Since the release of Landing on a Hundred, ChesnuTT has been rather productive as he’s contributed to the soundtracks of the Oscar Award-winning major motion pictures 12 Years A Slave and Idris Elba Presents Mi Mandela, and writing the material that would comprise his recently released third album, My Love Divine Degree. Now, if you had been frequenting this site over the past year, you may recall that I wrote about My Love Divine Degree‘s second single “I Stay Ready” an uplifting call to positivity in the face of tremendous adversity — and while further cementing his reputation for crafting frank, earnest songs, the production work of Anthony “Twilite Tone” Khan, a BMI Award, Grammy-nominated producer, songwriter and DJ, who has worked with Kanye West, Common, John Legend and Pusha T pushes sonic boundaries as it meshes beat-based hip-hop and soul.

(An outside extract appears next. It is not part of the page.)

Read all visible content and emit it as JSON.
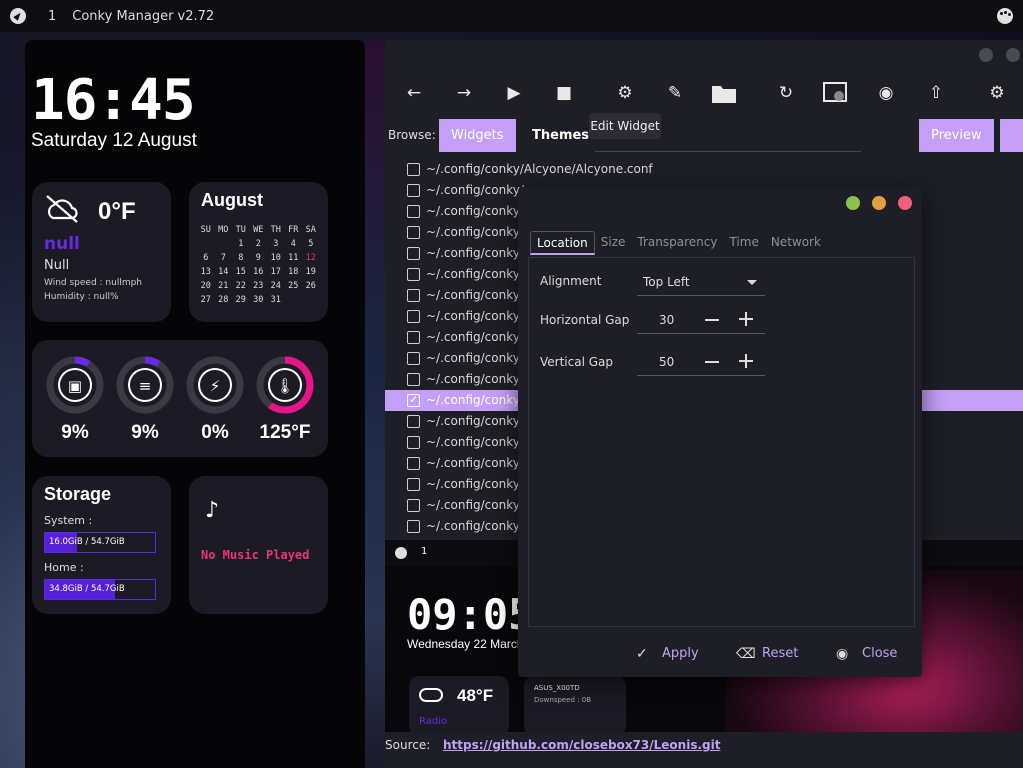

The album’s latest single “Image of Love” continues in a similar vein as ChesnuTT’s soulful crooning is paired with a genre blurring production that features wobbling synths, big tweeter and woofer rattling beats and a slick hook in what may arguably be one of the funkiest and most hip-hop leaning songs ChesnuTT has released in several years. Interestingly, the single much like the material on the album is “inspired by a story of a Man and Woman that exercised their ability to rise about their arresting selfishness — to attain a higher level of communication — that they might willing share in the love of eternal life . . . all to simply win the hearts of men, woman and children to better things,” as ChesnuTT explains in press notes. And much like it’s preceding single, it’s a desperately needed bit of uplift in dark, fucked up times.

Featuring gorgeous, psychedelic and cosmic line animation by Konee Rok that includes Cody Chesnutt walking through the woods and the cosmos, playing his Gibson and singing, kids running and playing in the woods, while nodding at the album’s and song’s themes about the differences between selfish and superficial love, and the sort of love that truly connects you with others and the larger universe.

New Video: The Trippy Visuals and Soulful Yet Sultry House of Hemi

Initially beginning his musical career under the moniker Pineapple Pop, Hemi is a British electronic music artist and producer, who also is a successful and popular DJ and booker. “Gentle” is the British artist, producer, DJ and booker’s first single of 2017 and it features a warm and organic-sounding production that nods at house, tribal house, afro house, ambient electronic music and pop as the single features rapid fire staccato drum programming, soaring organs, a soulful yet chopped up vocal sample and a rousing, club-friendly hook reminiscent of 90s dance music hits and Octo Octa’s Between Two Selves, revealing a producer and electronic music artist, who specializes in an sultry yet soulful and accessible sound.

Featuring animation from Laris Kilimci, the recently released video for “Gentle” is mischievously lysergic, as it features nighttime imagery undulating and changing to the propulsive beat of its accompanying single, as though they were dancers in a sweaty club.